WHAT IS BEING ASKED: Copy the listing that follows exactly. Its pictures do not belong in the copy.
Start of INFORMATION PROVIDED
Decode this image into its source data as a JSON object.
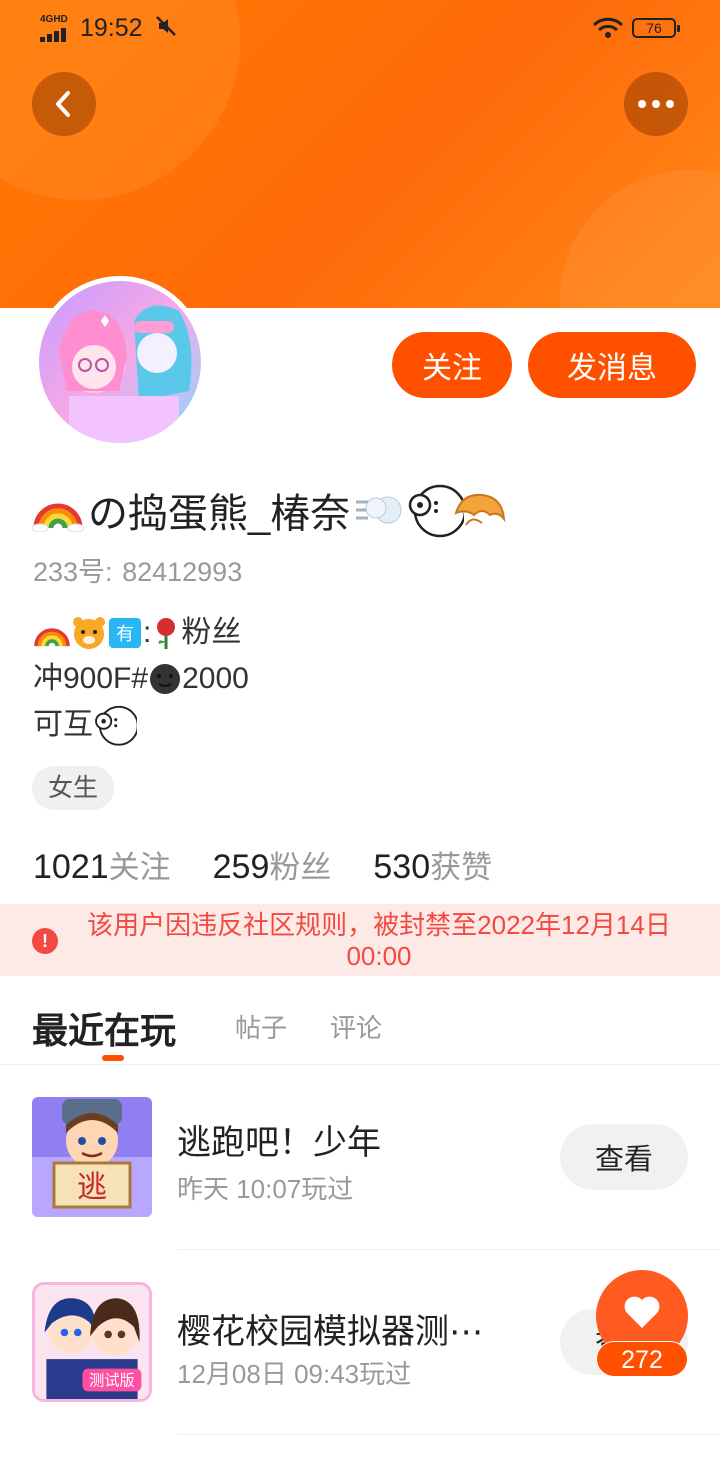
{
  "status_bar": {
    "network": "4GHD",
    "time": "19:52",
    "battery": "76",
    "icons": [
      "signal-icon",
      "silent-icon",
      "wifi-icon",
      "battery-icon"
    ]
  },
  "nav": {
    "back_icon": "chevron-left-icon",
    "more_icon": "more-dots-icon"
  },
  "profile": {
    "nickname": "の捣蛋熊_椿奈",
    "id_label": "233号:",
    "id_value": "82412993",
    "bio": {
      "line1_text_a": ":",
      "line1_text_b": "粉丝",
      "line2_prefix": "冲900F#",
      "line2_suffix": "2000",
      "line3": "可互"
    },
    "tag": "女生"
  },
  "actions": {
    "follow": "关注",
    "message": "发消息"
  },
  "stats": {
    "following_num": "1021",
    "following_label": "关注",
    "fans_num": "259",
    "fans_label": "粉丝",
    "likes_num": "530",
    "likes_label": "获赞"
  },
  "ban_notice": {
    "text": "该用户因违反社区规则，被封禁至2022年12月14日 00:00",
    "icon": "warning-icon"
  },
  "tabs": {
    "recent": "最近在玩",
    "posts": "帖子",
    "comments": "评论"
  },
  "games": [
    {
      "title": "逃跑吧！少年",
      "time": "昨天 10:07玩过",
      "button": "查看",
      "sign": "逃"
    },
    {
      "title": "樱花校园模拟器测⋯",
      "time": "12月08日 09:43玩过",
      "button": "查看",
      "badge": "测试版"
    }
  ],
  "fab": {
    "icon": "heart-icon",
    "count": "272"
  },
  "colors": {
    "accent": "#ff5000",
    "header": "#ff7a00",
    "ban_bg": "#fde9e6",
    "ban_text": "#f24a41"
  }
}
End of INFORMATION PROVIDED
WRITTEN ANSWER:
Decode this image into its source data as a JSON object.
{
  "status_bar": {
    "network": "4GHD",
    "time": "19:52",
    "battery": "76",
    "icons": [
      "signal-icon",
      "silent-icon",
      "wifi-icon",
      "battery-icon"
    ]
  },
  "nav": {
    "back_icon": "chevron-left-icon",
    "more_icon": "more-dots-icon"
  },
  "profile": {
    "nickname": "の捣蛋熊_椿奈",
    "id_label": "233号:",
    "id_value": "82412993",
    "bio": {
      "line1_text_a": ":",
      "line1_text_b": "粉丝",
      "line2_prefix": "冲900F#",
      "line2_suffix": "2000",
      "line3": "可互"
    },
    "tag": "女生"
  },
  "actions": {
    "follow": "关注",
    "message": "发消息"
  },
  "stats": {
    "following_num": "1021",
    "following_label": "关注",
    "fans_num": "259",
    "fans_label": "粉丝",
    "likes_num": "530",
    "likes_label": "获赞"
  },
  "ban_notice": {
    "text": "该用户因违反社区规则，被封禁至2022年12月14日 00:00",
    "icon": "warning-icon"
  },
  "tabs": {
    "recent": "最近在玩",
    "posts": "帖子",
    "comments": "评论"
  },
  "games": [
    {
      "title": "逃跑吧！少年",
      "time": "昨天 10:07玩过",
      "button": "查看",
      "sign": "逃"
    },
    {
      "title": "樱花校园模拟器测⋯",
      "time": "12月08日 09:43玩过",
      "button": "查看",
      "badge": "测试版"
    }
  ],
  "fab": {
    "icon": "heart-icon",
    "count": "272"
  },
  "colors": {
    "accent": "#ff5000",
    "header": "#ff7a00",
    "ban_bg": "#fde9e6",
    "ban_text": "#f24a41"
  }
}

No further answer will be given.